'But what happens if there's no time for the brakes to kick in?
'Seven years earlier, one train was
'so close to the epicentre of an earthquake, it was derailed -
'the only time this has ever happened.
'This prompted engineers to develop a cutting-edge anti-derailment system.
'This is the bullet train research centre.
'They don't let just anybody see their pioneering kit,
'and I'm shadowed at all times.'
HE SPEAKS JAPANESE
HE SPEAKS JAPANESE
Nice to see you. Right, sit down? OK.
This is where I'm going to find out all about the place.
'The engineers were keen to share the complicated earthquake science behind the system,
'but it's all Greek - well, Japanese - to me.'
HE SPEAKS JAPANESE
'Yeah, I should've brought a phrase book there.
'Fortunately, the lesson has a practical demonstration
'for underachieving students like me.'
It's one of those simple but effective solutions.
They've fitted an extra rail,
so in the event of a train being caught too close to the epicentre
of an earthquake for the P-wave system to detect it
and warn the driver in time to slow it down,
this is here to keep everything on track.
'Even when the ground moves violently,
'the wheels are held in place by the extra rails.
'As with every part of the Bullet Train,
'it's been exhaustively tested.'
To find out if their idea worked, the engineers built themselves...
Well, it's a model train set.
Admittedly the track doesn't go very far,
but then it is built for a very specific purpose.

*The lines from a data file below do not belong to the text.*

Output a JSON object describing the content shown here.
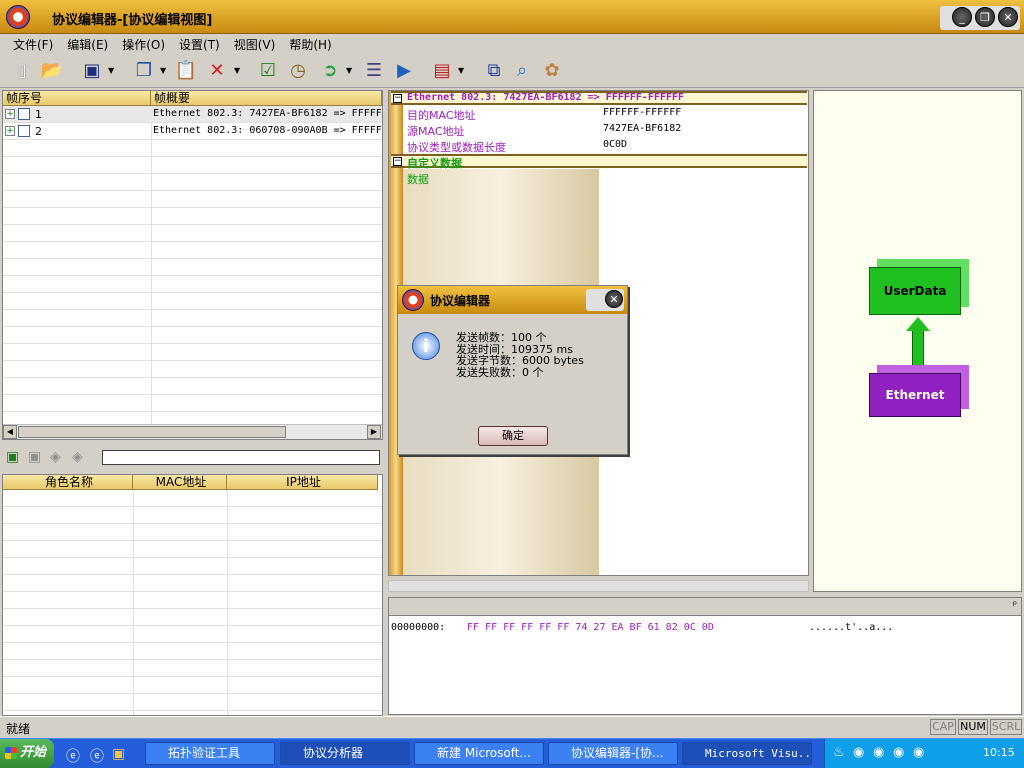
{
  "window": {
    "title": "协议编辑器-[协议编辑视图]"
  },
  "menu": [
    "文件(F)",
    "编辑(E)",
    "操作(O)",
    "设置(T)",
    "视图(V)",
    "帮助(H)"
  ],
  "toolbar_icons": [
    "new-file-icon",
    "open-folder-icon",
    "save-icon",
    "copy-icon",
    "paste-icon",
    "delete-icon",
    "check-icon",
    "clock-icon",
    "export-icon",
    "list-icon",
    "play-icon",
    "card-icon",
    "network-icon",
    "search-icon",
    "palette-icon"
  ],
  "frame_table": {
    "headers": [
      "帧序号",
      "帧概要"
    ],
    "rows": [
      {
        "num": "1",
        "summary": "Ethernet 802.3: 7427EA-BF6182 => FFFFFF"
      },
      {
        "num": "2",
        "summary": "Ethernet 802.3: 060708-090A0B => FFFFFF"
      }
    ]
  },
  "role_table": {
    "headers": [
      "角色名称",
      "MAC地址",
      "IP地址"
    ]
  },
  "detail": {
    "section1": "Ethernet 802.3: 7427EA-BF6182 => FFFFFF-FFFFFF",
    "fields": [
      {
        "name": "目的MAC地址",
        "value": "FFFFFF-FFFFFF"
      },
      {
        "name": "源MAC地址",
        "value": "7427EA-BF6182"
      },
      {
        "name": "协议类型或数据长度",
        "value": "0C0D"
      }
    ],
    "section2": "自定义数据",
    "data_label": "数据"
  },
  "graph": {
    "top": "UserData",
    "bottom": "Ethernet"
  },
  "hex": {
    "offset": "00000000:",
    "bytes": "FF FF FF FF FF FF 74 27 EA BF 61 82 0C 0D",
    "ascii": "......t'..a..."
  },
  "dialog": {
    "title": "协议编辑器",
    "lines": [
      "发送帧数：100 个",
      "发送时间：109375 ms",
      "发送字节数：6000 bytes",
      "发送失败数：0 个"
    ],
    "ok": "确定"
  },
  "status": {
    "text": "就绪",
    "cap": "CAP",
    "num": "NUM",
    "scrl": "SCRL"
  },
  "taskbar": {
    "start": "开始",
    "tasks": [
      "拓扑验证工具",
      "协议分析器",
      "新建 Microsoft...",
      "协议编辑器-[协...",
      "Microsoft Visu..."
    ],
    "clock": "10:15"
  }
}
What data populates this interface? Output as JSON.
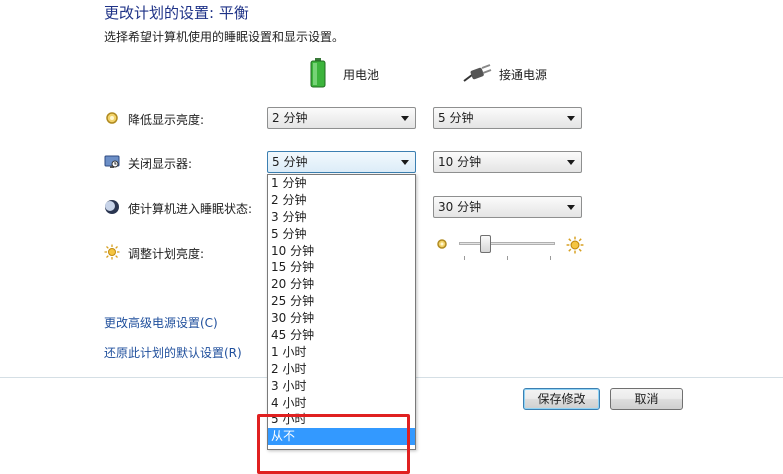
{
  "header": {
    "title": "更改计划的设置: 平衡",
    "subtitle": "选择希望计算机使用的睡眠设置和显示设置。"
  },
  "columns": {
    "battery": "用电池",
    "plugged_in": "接通电源"
  },
  "rows": {
    "dim_display": {
      "label": "降低显示亮度:",
      "battery_value": "2 分钟",
      "plugged_value": "5 分钟",
      "icon": "dim-icon"
    },
    "turn_off_display": {
      "label": "关闭显示器:",
      "battery_value": "5 分钟",
      "plugged_value": "10 分钟",
      "icon": "monitor-icon"
    },
    "sleep": {
      "label": "使计算机进入睡眠状态:",
      "plugged_value": "30 分钟",
      "icon": "moon-icon"
    },
    "brightness": {
      "label": "调整计划亮度:",
      "level": 0.25,
      "icon": "sun-icon"
    }
  },
  "dropdown": {
    "options": [
      "1 分钟",
      "2 分钟",
      "3 分钟",
      "5 分钟",
      "10 分钟",
      "15 分钟",
      "20 分钟",
      "25 分钟",
      "30 分钟",
      "45 分钟",
      "1 小时",
      "2 小时",
      "3 小时",
      "4 小时",
      "5 小时",
      "从不"
    ],
    "highlighted": "从不"
  },
  "links": {
    "advanced": "更改高级电源设置(C)",
    "restore": "还原此计划的默认设置(R)"
  },
  "buttons": {
    "save": "保存修改",
    "cancel": "取消"
  },
  "colors": {
    "title": "#1e3287",
    "link": "#1f4f9c",
    "selection": "#3399ff",
    "annotation_box": "#e02020",
    "battery_green": "#3cb43c"
  }
}
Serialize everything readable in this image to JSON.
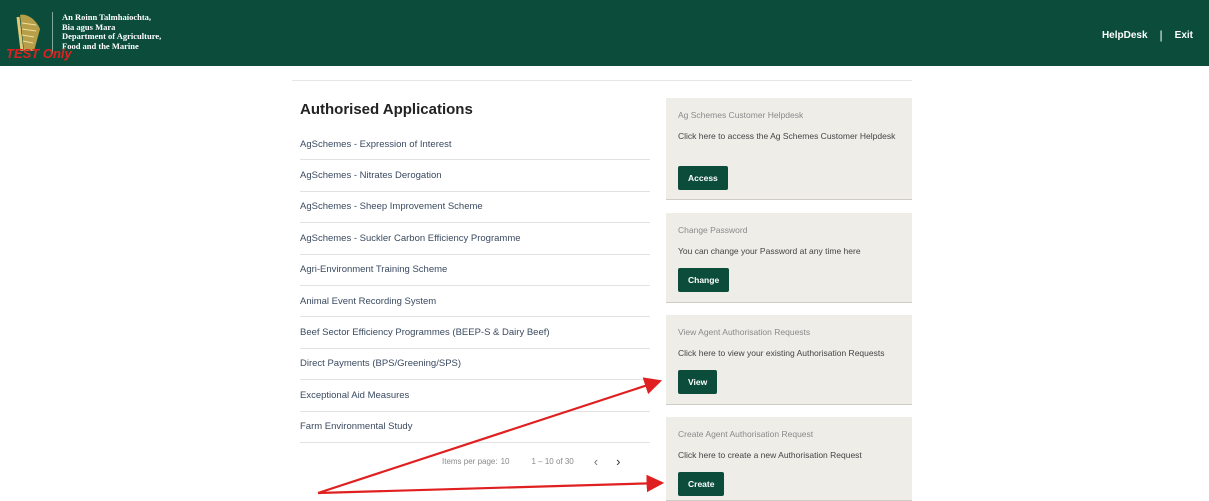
{
  "header": {
    "dept_lines": [
      "An Roinn Talmhaíochta,",
      "Bia agus Mara",
      "Department of Agriculture,",
      "Food and the Marine"
    ],
    "test_label": "TEST Only",
    "nav": {
      "helpdesk": "HelpDesk",
      "separator": "|",
      "exit": "Exit"
    }
  },
  "applications": {
    "title": "Authorised Applications",
    "items": [
      "AgSchemes - Expression of Interest",
      "AgSchemes - Nitrates Derogation",
      "AgSchemes - Sheep Improvement Scheme",
      "AgSchemes - Suckler Carbon Efficiency Programme",
      "Agri-Environment Training Scheme",
      "Animal Event Recording System",
      "Beef Sector Efficiency Programmes (BEEP-S & Dairy Beef)",
      "Direct Payments (BPS/Greening/SPS)",
      "Exceptional Aid Measures",
      "Farm Environmental Study"
    ],
    "pager": {
      "items_per_page_label": "Items per page:",
      "items_per_page": "10",
      "range": "1 – 10 of 30",
      "prev": "‹",
      "next": "›"
    }
  },
  "cards": [
    {
      "title": "Ag Schemes Customer Helpdesk",
      "desc": "Click here to access the Ag Schemes Customer Helpdesk",
      "button": "Access"
    },
    {
      "title": "Change Password",
      "desc": "You can change your Password at any time here",
      "button": "Change"
    },
    {
      "title": "View Agent Authorisation Requests",
      "desc": "Click here to view your existing Authorisation Requests",
      "button": "View"
    },
    {
      "title": "Create Agent Authorisation Request",
      "desc": "Click here to create a new Authorisation Request",
      "button": "Create"
    }
  ],
  "colors": {
    "header_bg": "#0b4d3a",
    "button_bg": "#0b4d3a",
    "card_bg": "#efede8",
    "annotation_arrow": "#e02020"
  }
}
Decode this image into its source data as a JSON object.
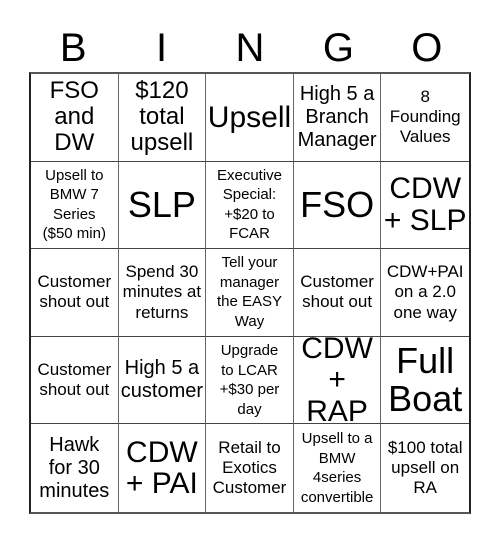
{
  "header": {
    "letters": [
      "B",
      "I",
      "N",
      "G",
      "O"
    ]
  },
  "cells": [
    {
      "text": "FSO\nand\nDW",
      "size": "ml"
    },
    {
      "text": "$120\ntotal\nupsell",
      "size": "ml"
    },
    {
      "text": "Upsell",
      "size": "l"
    },
    {
      "text": "High 5 a\nBranch\nManager",
      "size": "m"
    },
    {
      "text": "8\nFounding\nValues",
      "size": "s"
    },
    {
      "text": "Upsell to\nBMW 7\nSeries\n($50 min)",
      "size": "xs"
    },
    {
      "text": "SLP",
      "size": "xl"
    },
    {
      "text": "Executive\nSpecial:\n+$20 to\nFCAR",
      "size": "xs"
    },
    {
      "text": "FSO",
      "size": "xl"
    },
    {
      "text": "CDW\n+ SLP",
      "size": "l"
    },
    {
      "text": "Customer\nshout out",
      "size": "s"
    },
    {
      "text": "Spend 30\nminutes at\nreturns",
      "size": "s"
    },
    {
      "text": "Tell your\nmanager\nthe EASY\nWay",
      "size": "xs"
    },
    {
      "text": "Customer\nshout out",
      "size": "s"
    },
    {
      "text": "CDW+PAI\non a 2.0\none way",
      "size": "s"
    },
    {
      "text": "Customer\nshout out",
      "size": "s"
    },
    {
      "text": "High 5 a\ncustomer",
      "size": "m"
    },
    {
      "text": "Upgrade\nto LCAR\n+$30 per\nday",
      "size": "xs"
    },
    {
      "text": "CDW\n+ RAP",
      "size": "l"
    },
    {
      "text": "Full\nBoat",
      "size": "xl"
    },
    {
      "text": "Hawk\nfor 30\nminutes",
      "size": "m"
    },
    {
      "text": "CDW\n+ PAI",
      "size": "l"
    },
    {
      "text": "Retail to\nExotics\nCustomer",
      "size": "s"
    },
    {
      "text": "Upsell to a\nBMW\n4series\nconvertible",
      "size": "xs"
    },
    {
      "text": "$100 total\nupsell on\nRA",
      "size": "s"
    }
  ]
}
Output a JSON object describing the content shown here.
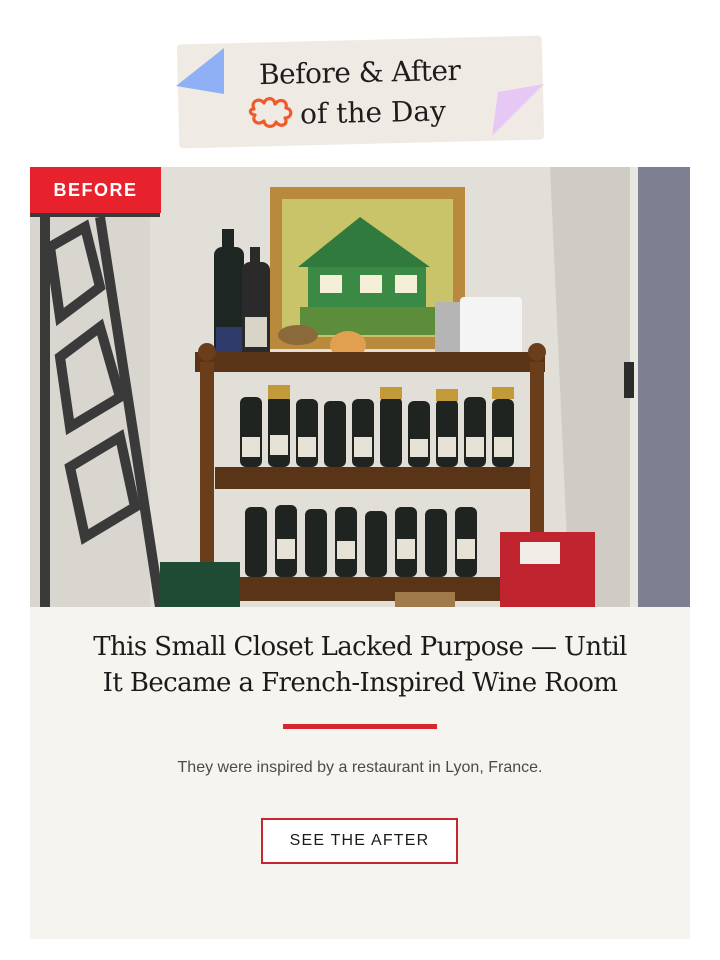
{
  "banner": {
    "title_line1": "Before & After",
    "title_line2": "of the Day",
    "squiggle_icon": "squiggle-icon",
    "accent_colors": {
      "blue": "#8fb0f4",
      "lilac": "#e7c8f5",
      "squiggle": "#f05a2a"
    }
  },
  "article": {
    "image_tag": "BEFORE",
    "headline_line1": "This Small Closet Lacked Purpose — Until",
    "headline_line2": "It Became a French-Inspired Wine Room",
    "subhead": "They were inspired by a restaurant in Lyon, France.",
    "cta_label": "SEE THE AFTER",
    "accent_color": "#e8222d"
  }
}
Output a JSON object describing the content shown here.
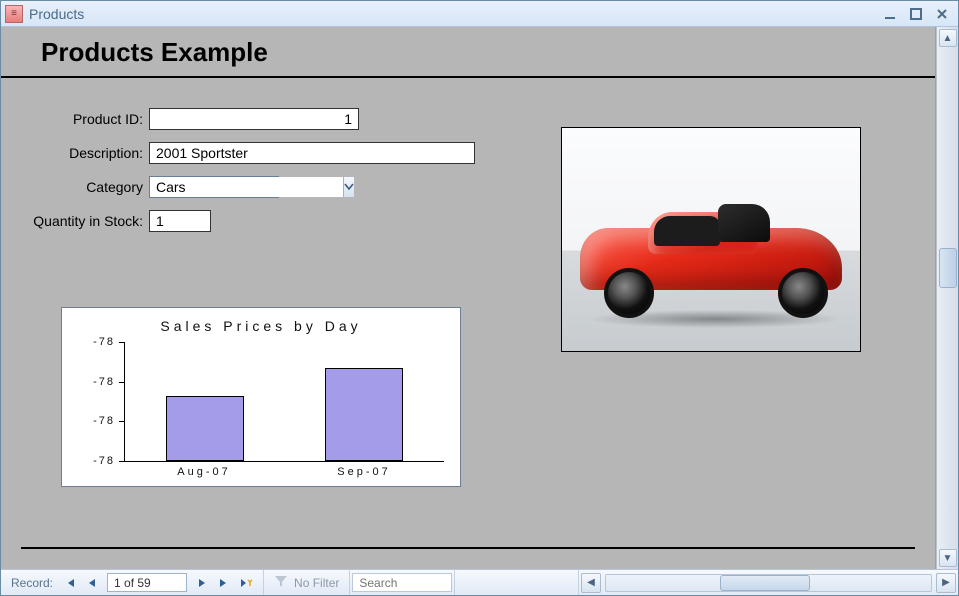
{
  "window": {
    "title": "Products"
  },
  "form": {
    "heading": "Products Example",
    "fields": {
      "product_id": {
        "label": "Product ID:",
        "value": "1"
      },
      "description": {
        "label": "Description:",
        "value": "2001 Sportster"
      },
      "category": {
        "label": "Category",
        "value": "Cars"
      },
      "quantity": {
        "label": "Quantity in Stock:",
        "value": "1"
      }
    }
  },
  "chart_data": {
    "type": "bar",
    "title": "Sales Prices by Day",
    "categories": [
      "Aug-07",
      "Sep-07"
    ],
    "values": [
      -78,
      -78
    ],
    "yticks": [
      "-78",
      "-78",
      "-78",
      "-78"
    ],
    "bar_heights_pct": [
      55,
      78
    ]
  },
  "nav": {
    "label": "Record:",
    "position": "1 of 59",
    "filter_label": "No Filter",
    "search_placeholder": "Search"
  },
  "icons": {
    "app": "≡",
    "first": "first-record-icon",
    "prev": "prev-record-icon",
    "next": "next-record-icon",
    "last": "last-record-icon",
    "new": "new-record-icon"
  }
}
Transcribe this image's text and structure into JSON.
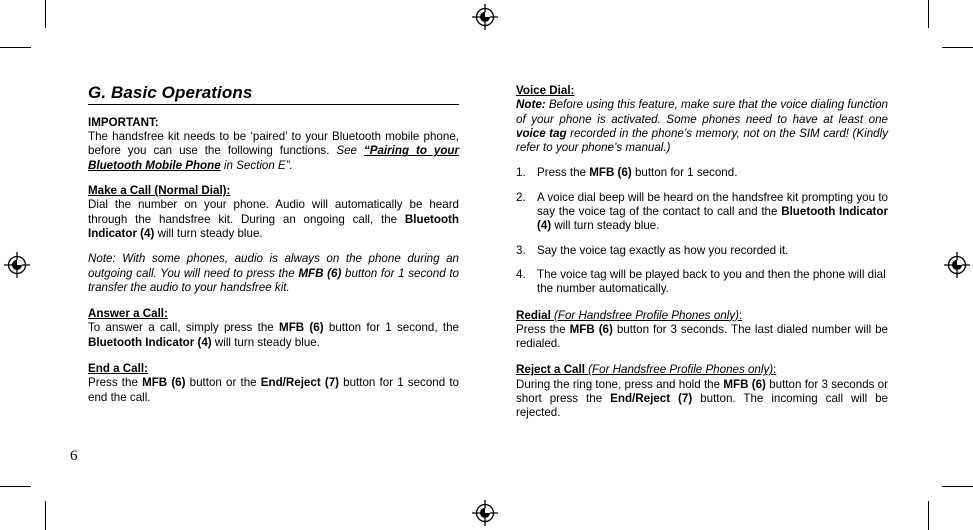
{
  "page": {
    "number": "6"
  },
  "section": {
    "title": "G. Basic Operations"
  },
  "left_column": {
    "important": {
      "heading": "IMPORTANT:",
      "text_1": "The handsfree kit needs to be ‘paired’ to your Bluetooth mobile phone, before you can use the following functions. ",
      "see": "See",
      "link_text": "“Pairing to your Bluetooth Mobile Phone",
      "text_2": " in Section E”."
    },
    "make_a_call": {
      "heading": "Make a Call (Normal Dial):",
      "text_1": "Dial the number on your phone. Audio will automatically be heard through the handsfree kit. During an ongoing call, the ",
      "bold_1": "Bluetooth Indicator (4)",
      "text_2": " will turn steady blue.",
      "note_1": "Note: With some phones, audio is always on the phone during an outgoing call. You will need to press the ",
      "note_bold": "MFB (6)",
      "note_2": " button for 1 second to transfer the audio to your handsfree kit."
    },
    "answer_a_call": {
      "heading": "Answer a Call:",
      "text_1": "To answer a call, simply press the ",
      "bold_1": "MFB (6)",
      "text_2": " button for 1 second, the ",
      "bold_2": "Bluetooth Indicator (4)",
      "text_3": " will turn steady blue."
    },
    "end_a_call": {
      "heading": "End a Call:",
      "text_1": "Press the ",
      "bold_1": "MFB (6)",
      "text_2": " button or the ",
      "bold_2": "End/Reject (7)",
      "text_3": " button for 1 second to end the call."
    }
  },
  "right_column": {
    "voice_dial": {
      "heading": "Voice Dial:",
      "note_label": "Note:",
      "note_1": " Before using this feature, make sure that the voice dialing function of your phone is activated. Some phones need to have at least one ",
      "note_bold": "voice tag",
      "note_2": " recorded in the phone’s memory, not on the SIM card! (Kindly refer to your phone’s manual.)",
      "steps": [
        {
          "num": "1.",
          "text_1": "Press the ",
          "bold_1": "MFB (6)",
          "text_2": " button for 1 second."
        },
        {
          "num": "2.",
          "text_1": "A voice dial beep will be heard on the handsfree kit prompting you to say the voice tag of the contact to call and the ",
          "bold_1": "Bluetooth Indicator (4)",
          "text_2": " will turn steady blue."
        },
        {
          "num": "3.",
          "text_1": "Say the voice tag exactly as how you recorded it.",
          "bold_1": "",
          "text_2": ""
        },
        {
          "num": "4.",
          "text_1": "The voice tag will be played back to you and then the phone will dial the number automatically.",
          "bold_1": "",
          "text_2": ""
        }
      ]
    },
    "redial": {
      "heading_bold": "Redial",
      "heading_italic": " (For Handsfree Profile Phones only)",
      "heading_colon": ":",
      "text_1": "Press the ",
      "bold_1": "MFB (6)",
      "text_2": " button for 3 seconds. The last dialed number will be redialed."
    },
    "reject_a_call": {
      "heading_bold": "Reject a Call",
      "heading_italic": " (For Handsfree Profile Phones only)",
      "heading_colon": ":",
      "text_1": "During the ring tone, press and hold the ",
      "bold_1": "MFB (6)",
      "text_2": " button for 3 seconds or short press the ",
      "bold_2": "End/Reject (7)",
      "text_3": " button. The incoming call will be rejected."
    }
  }
}
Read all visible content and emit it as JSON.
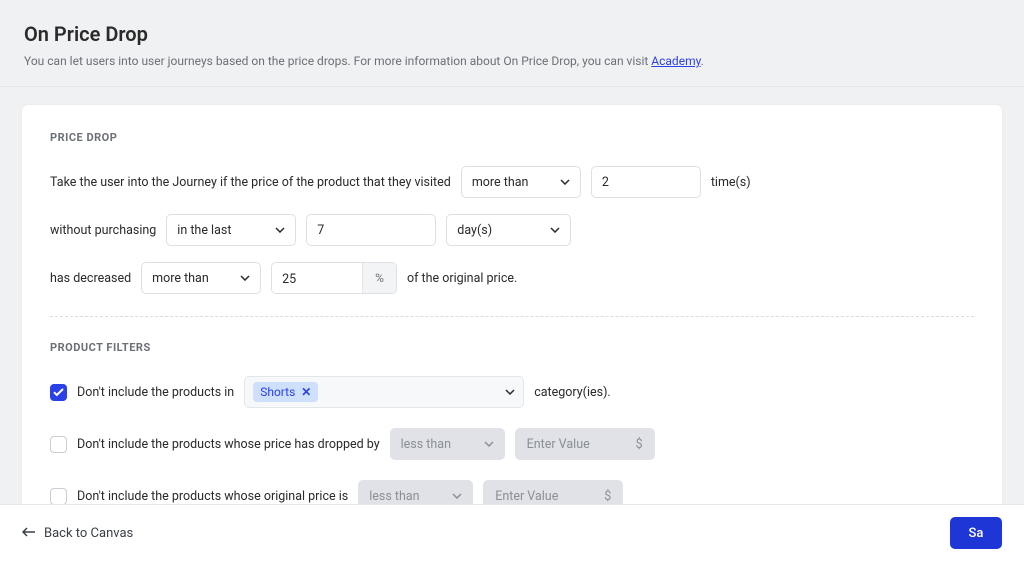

This is a one-fifth scale replica of the real thing,
and it has a feature that probably most model railway enthusiasts
don't have on their set at home -
an earthquake simulator.
'The lip of the wheel sits between the two rails,
'so even the really violent tremors can't shake this train off track.
'The special rails are currently being introduced
along sections of the line.
'It really is an astonishing train -
'always on time... and beautiful too.
'Bullet train engineers have moved technology pioneered in Britain 200 years ago
'into the 21st century.'
Now, bullet train technology is being exported all over the world -
even back to Britain.
The bullet train really has led the way to a new global age of the train.
China and America are committing to high-speed rail networks.
And this remarkable, revolutionary train wouldn't have been possible without...
'..ancient chariot racing...'
Oh, my God!
'a medieval clock...'
God, that really IS moving.
Stopping will be uncomfortable, obviously.
'..a 19th-century luxury car...'
My wheels on my train just can't get enough grip to get me moving.
'..and the electric telegraph.'
Any sign of an earthquake?
Yeah, I think there's something coming now...
Subtitles by Red Bee Media Ltd
E-mail [email protected]
Richard Hammond reveals the surprising engineering connections between Japan's Bullet Train, the world's first high-speed train, and ancient charioteers, a crowbar, a medieval clock, the electric telegraph and a 19th-century luxury racing car.
Nearly fifty years old, the Bullet Train is still pioneering new high-speed technology. Richard builds his own train to show how engineers reinvented the train wheel to prevent it violently shaking at its top speeds of close to 200mph (300kph). Things start to heat up when he visits a high voltage lab to find out how engineers eliminated the danger of 10,000 degree electrical arcs by devising an ingeniously levered pantograph - the connection between the train and the overhead power lines. They also made the train light to maximise acceleration, but as Richard finds out on a skid pan, this created a slippery problem only solved thanks to the world's first four-wheel-drive car - the Lohner Porsche. Obviously, four driven wheels were not enough for a Bullet Train, so engineers made it a 112-wheel-drive.
At such incredible speeds it is hard to stay on track when going round bends. Richard charges off in a carriage to see how the ancient charioteers did it, and how the Bullet Train uses the same principle of leaning into bends. Not only is the track banked, but the train itself leans. Finally, using a cubed car and a lake, Richard learns how the electric telegraph is the key to keeping the Bullet Train safe in a country hit by 1,500 earthquakes a year. The Bullet Train is protected by the world's most sophisticated earthquake detection system, which can stop trains automatically within seconds to avoid high-speed derailment.